Case Summary  |  Judgment  |  18 April 2013


Martin Howe QC and Isabel Jamal acted for the appellants in successfully persuading the Court of Appeal to make a preliminary reference on the interpretation of the so-called ‘Specific Mechanism’, which relates to the parallel importation of pharmaceuticals from Poland and other EU Accession States. The case was decided at first instance ([2012] EWPCC 18, HHJ Birss QC) without a reference.

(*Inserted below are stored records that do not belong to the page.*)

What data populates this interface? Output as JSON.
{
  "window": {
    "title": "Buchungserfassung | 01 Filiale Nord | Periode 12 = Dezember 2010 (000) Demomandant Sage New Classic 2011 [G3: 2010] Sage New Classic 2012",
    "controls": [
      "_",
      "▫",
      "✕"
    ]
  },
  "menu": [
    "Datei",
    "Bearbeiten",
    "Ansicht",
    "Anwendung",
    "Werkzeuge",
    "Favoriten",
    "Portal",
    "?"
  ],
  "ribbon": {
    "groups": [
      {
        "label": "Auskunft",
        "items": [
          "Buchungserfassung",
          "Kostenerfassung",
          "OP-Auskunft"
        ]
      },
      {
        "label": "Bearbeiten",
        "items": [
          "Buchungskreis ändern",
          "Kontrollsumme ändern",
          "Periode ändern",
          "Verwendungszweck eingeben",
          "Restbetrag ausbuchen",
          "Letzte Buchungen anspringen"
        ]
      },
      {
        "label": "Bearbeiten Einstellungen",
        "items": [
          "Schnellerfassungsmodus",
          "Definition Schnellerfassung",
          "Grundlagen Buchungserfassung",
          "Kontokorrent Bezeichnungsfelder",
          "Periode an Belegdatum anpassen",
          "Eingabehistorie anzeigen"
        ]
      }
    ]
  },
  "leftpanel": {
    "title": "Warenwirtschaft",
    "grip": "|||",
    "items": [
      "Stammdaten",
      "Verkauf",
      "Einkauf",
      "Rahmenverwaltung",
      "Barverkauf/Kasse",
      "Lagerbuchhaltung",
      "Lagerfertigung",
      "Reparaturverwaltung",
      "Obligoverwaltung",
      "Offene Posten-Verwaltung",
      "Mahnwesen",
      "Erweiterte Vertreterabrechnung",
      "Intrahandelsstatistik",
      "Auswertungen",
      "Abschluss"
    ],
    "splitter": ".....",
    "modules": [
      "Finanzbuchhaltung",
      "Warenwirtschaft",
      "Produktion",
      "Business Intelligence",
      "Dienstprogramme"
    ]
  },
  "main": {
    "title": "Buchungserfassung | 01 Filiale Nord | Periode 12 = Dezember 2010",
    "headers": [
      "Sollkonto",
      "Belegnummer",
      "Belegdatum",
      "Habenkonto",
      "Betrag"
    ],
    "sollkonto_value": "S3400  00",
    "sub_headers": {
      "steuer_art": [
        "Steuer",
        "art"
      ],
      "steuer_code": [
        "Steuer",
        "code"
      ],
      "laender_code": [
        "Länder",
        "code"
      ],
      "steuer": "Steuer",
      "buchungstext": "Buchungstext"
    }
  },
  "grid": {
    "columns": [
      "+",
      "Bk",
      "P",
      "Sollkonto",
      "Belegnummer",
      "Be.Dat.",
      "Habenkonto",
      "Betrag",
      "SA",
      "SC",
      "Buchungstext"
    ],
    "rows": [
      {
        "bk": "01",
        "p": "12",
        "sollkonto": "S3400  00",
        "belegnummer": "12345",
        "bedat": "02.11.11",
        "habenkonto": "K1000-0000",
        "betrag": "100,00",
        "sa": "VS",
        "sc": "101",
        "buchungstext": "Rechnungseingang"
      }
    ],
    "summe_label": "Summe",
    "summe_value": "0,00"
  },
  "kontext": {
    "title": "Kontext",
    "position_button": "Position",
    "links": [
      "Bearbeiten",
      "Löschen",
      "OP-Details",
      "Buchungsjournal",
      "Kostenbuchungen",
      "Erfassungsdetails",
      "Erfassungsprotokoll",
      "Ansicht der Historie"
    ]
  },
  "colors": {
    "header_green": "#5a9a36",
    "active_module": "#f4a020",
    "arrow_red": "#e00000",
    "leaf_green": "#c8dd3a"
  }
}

Sigma notified Merck of its intention to import a Merck drug called Singulair from Poland asking whether Merck had any objection. Merck did not reply as a result of an administrative oversight. Sigma went ahead and imported and sold large quantities of Singulair until Merck objected at which point it stopped. The Specific Mechanism in Poland’s Act of Accession to the EU creates an exception to the normal EU free movement rules. It allows drug patent or SPC holders in the existing Member States to enforce them against parallel imports when they could not have obtained corresponding protection under Polish law. It also requires the patent holder or his beneficiary to be notified at least one month before the import licence is applied for. The Court of Appeal’s questions to the ECJ will ask whether there has to be a prior demonstration by the patent holder of its intention to invoke the Specific Mechanism before parallel importations are to be treated as infringing acts; and also by whom and to whom the notification should be given, since in this case it was given by another company in Sigma’s group, and was sent to Merck’s operating subsidiary in the UK rather than to its Canadian subsidiary which was the registered proprietor of the patent.